7) The Determinant column is the column that determines the values of the other columns. For example if we had a table of US State codes and State names, then the code column is the determinant column and the name column is the dependent column. We need to identify what those columns are for the Product table. In the Request Properties pane select the DeterminantColumns option and in the drop down dialog, remove the wild card selections and select the ProductSubCategoryID column.
8) Leave the asterisk in the DependentColumn option, this wild card character indicates that ProductSubcategoryID should be compared against every column in the Product table. Please note the FDStrengthThreshold option. This option allow us to specify the threshold which determines when a Functional Relationship exists between any two columns. In this example we are saying that if less than 95% of the rows in the table don’t have the same values in two columns, then those columns do not have a Functional Relationship and won’t be reported in this profile.
9) Click the OK button and then run the package. When the package completes successfully, you will have an XML file in the location you specified in Step 4. You can use the Data Profile Viewer to view the XML file.
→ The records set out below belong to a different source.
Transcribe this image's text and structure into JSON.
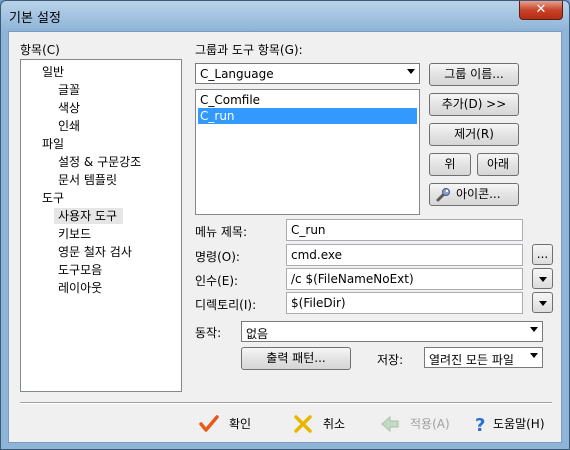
{
  "window": {
    "title": "기본 설정",
    "close_label": "✕"
  },
  "tree": {
    "label": "항목(C)",
    "items": [
      {
        "label": "일반",
        "level": 1
      },
      {
        "label": "글꼴",
        "level": 2
      },
      {
        "label": "색상",
        "level": 2
      },
      {
        "label": "인쇄",
        "level": 2
      },
      {
        "label": "파일",
        "level": 1
      },
      {
        "label": "설정 & 구문강조",
        "level": 2
      },
      {
        "label": "문서 템플릿",
        "level": 2
      },
      {
        "label": "도구",
        "level": 1
      },
      {
        "label": "사용자 도구",
        "level": 2
      },
      {
        "label": "키보드",
        "level": 2
      },
      {
        "label": "영문 철자 검사",
        "level": 2
      },
      {
        "label": "도구모음",
        "level": 2
      },
      {
        "label": "레이아웃",
        "level": 2
      }
    ],
    "selected": "사용자 도구"
  },
  "group": {
    "label": "그룹과 도구 항목(G):",
    "combo_value": "C_Language",
    "list_items": [
      "C_Comfile",
      "C_run"
    ],
    "selected_item": "C_run"
  },
  "buttons": {
    "group_name": "그룹 이름...",
    "add": "추가(D) >>",
    "remove": "제거(R)",
    "up": "위",
    "down": "아래",
    "icon": "아이콘...",
    "output_pattern": "출력 패턴...",
    "browse": "..."
  },
  "fields": {
    "menu_title_label": "메뉴 제목:",
    "menu_title_value": "C_run",
    "command_label": "명령(O):",
    "command_value": "cmd.exe",
    "args_label": "인수(E):",
    "args_value": "/c $(FileNameNoExt)",
    "dir_label": "디렉토리(I):",
    "dir_value": "$(FileDir)",
    "action_label": "동작:",
    "action_value": "없음",
    "save_label": "저장:",
    "save_value": "열려진 모든 파일"
  },
  "footer": {
    "ok": "확인",
    "cancel": "취소",
    "apply": "적용(A)",
    "help": "도움말(H)"
  },
  "colors": {
    "selection": "#3399ff",
    "ok_icon": "#e8591a",
    "cancel_icon": "#e8b800",
    "help_icon": "#2a6fd6"
  }
}
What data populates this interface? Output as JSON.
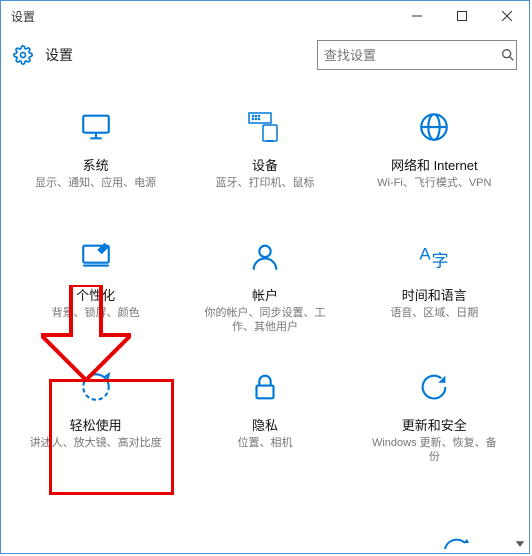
{
  "window": {
    "title": "设置"
  },
  "header": {
    "app_title": "设置",
    "search_placeholder": "查找设置"
  },
  "tiles": [
    {
      "title": "系统",
      "desc": "显示、通知、应用、电源"
    },
    {
      "title": "设备",
      "desc": "蓝牙、打印机、鼠标"
    },
    {
      "title": "网络和 Internet",
      "desc": "Wi-Fi、飞行模式、VPN"
    },
    {
      "title": "个性化",
      "desc": "背景、锁屏、颜色"
    },
    {
      "title": "帐户",
      "desc": "你的帐户、同步设置、工作、其他用户"
    },
    {
      "title": "时间和语言",
      "desc": "语音、区域、日期"
    },
    {
      "title": "轻松使用",
      "desc": "讲述人、放大镜、高对比度"
    },
    {
      "title": "隐私",
      "desc": "位置、相机"
    },
    {
      "title": "更新和安全",
      "desc": "Windows 更新、恢复、备份"
    }
  ]
}
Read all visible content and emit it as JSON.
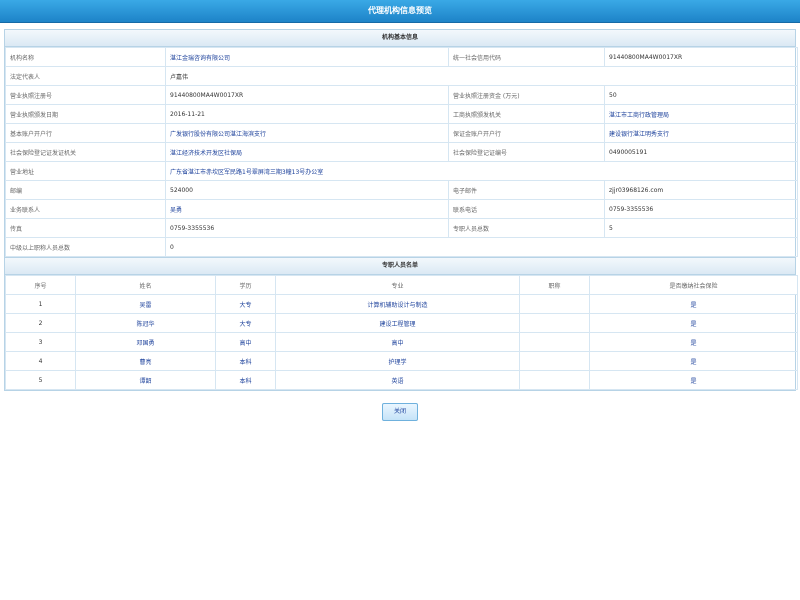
{
  "window": {
    "title": "代理机构信息预览"
  },
  "basic": {
    "section_title": "机构基本信息",
    "rows": [
      {
        "l1": "机构名称",
        "v1": "湛江金瑞咨询有限公司",
        "l2": "统一社会信用代码",
        "v2": "91440800MA4W0017XR"
      },
      {
        "l1": "法定代表人",
        "v1": "卢嘉伟",
        "l2": "",
        "v2": ""
      },
      {
        "l1": "营业执照注册号",
        "v1": "91440800MA4W0017XR",
        "l2": "营业执照注册资金 (万元)",
        "v2": "50"
      },
      {
        "l1": "营业执照颁发日期",
        "v1": "2016-11-21",
        "l2": "工商执照颁发机关",
        "v2": "湛江市工商行政管理局"
      },
      {
        "l1": "基本账户开户行",
        "v1": "广发银行股份有限公司湛江海滨支行",
        "l2": "保证金账户开户行",
        "v2": "建设银行湛江明秀支行"
      },
      {
        "l1": "社会保险登记证发证机关",
        "v1": "湛江经济技术开发区社保局",
        "l2": "社会保险登记证编号",
        "v2": "0490005191"
      },
      {
        "l1": "营业地址",
        "v1": "广东省湛江市赤坎区军民路1号翠屏湾三期3幢13号办公室",
        "l2": "",
        "v2": ""
      },
      {
        "l1": "邮编",
        "v1": "524000",
        "l2": "电子邮件",
        "v2": "zjjr03968126.com"
      },
      {
        "l1": "业务联系人",
        "v1": "吴勇",
        "l2": "联系电话",
        "v2": "0759-3355536"
      },
      {
        "l1": "传真",
        "v1": "0759-3355536",
        "l2": "专职人员总数",
        "v2": "5"
      },
      {
        "l1": "中级以上职称人员总数",
        "v1": "0",
        "l2": "",
        "v2": ""
      }
    ]
  },
  "staff": {
    "section_title": "专职人员名单",
    "headers": [
      "序号",
      "姓名",
      "学历",
      "专业",
      "职称",
      "是否缴纳社会保险"
    ],
    "rows": [
      {
        "no": "1",
        "name": "吴雷",
        "edu": "大专",
        "major": "计算机辅助设计与制造",
        "title": "",
        "ins": "是"
      },
      {
        "no": "2",
        "name": "陈冠华",
        "edu": "大专",
        "major": "建设工程管理",
        "title": "",
        "ins": "是"
      },
      {
        "no": "3",
        "name": "邓国勇",
        "edu": "高中",
        "major": "高中",
        "title": "",
        "ins": "是"
      },
      {
        "no": "4",
        "name": "曹亮",
        "edu": "本科",
        "major": "护理学",
        "title": "",
        "ins": "是"
      },
      {
        "no": "5",
        "name": "谭韶",
        "edu": "本科",
        "major": "英语",
        "title": "",
        "ins": "是"
      }
    ]
  },
  "actions": {
    "close_label": "关闭"
  }
}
The viewer application can be found in the Integration Services folder under the Microsoft SQL Server 2008 R2 folder.
10) The Data Profile Viewer will open a Dialog that will allow you to specify the path to the XML file you created. If you don’t see your XML file, make sure you specified the XML extension when you entered the name in Step 4, if you didn’t just add the extension to the file name.
11) Click on the Function Dependency Profiles option under the Product table. The Functional Dependency Profiles pane shows our chosen Determinant column, ProductSubcategoryID, and the other columns from the table in which at least 95% of the rows had the same pair of values in the Determinant and Dependent columns.
12) With the Style Dependent column selected in the Functional Dependency Profiles pane we see in the Functional Dependency Violations pane there are five sets of ProductSubcategoryIDs that have values in the Dependent Style column that deviate from the majority of values for the ProductSubcategoryID. Double click on ProductSubcategoryID 14 in the Functional Dependency Violations pane. The Functional Dependency Profiles pane now shows the rows that support the functional dependency and those that are in violation for ProductSubcategoryID 14.
13) In the Functional Dependency Violations grid, we can see that for a ProductSubcategoryID of 14 there is a Support Percentage of 84.8485 percent for the Style column. This means that there were 33 rows with a ProductSubcategoryID of 14, and of those rows 28 of them had a U in the Style column while the remaining 5 had some other value. To see the detail behind this, click on the row in the Functional Dependency Violations grid, and the Supported Rows and Violation Rows will be shown in two grids below. Now you can see exactly what the values of the Style column were for the Violation rows, in this case they were all W.
Determining whether or not this identifies a problem in the data is up to someone with business knowledge of the Product table. The purpose of the Data Profile Task is to alert us to potential issues and guide us on where to look in the data.
This and the other seven profile requests offered in the Data Profiling Task, can ease your burden when it comes time to profile new unknown data sets.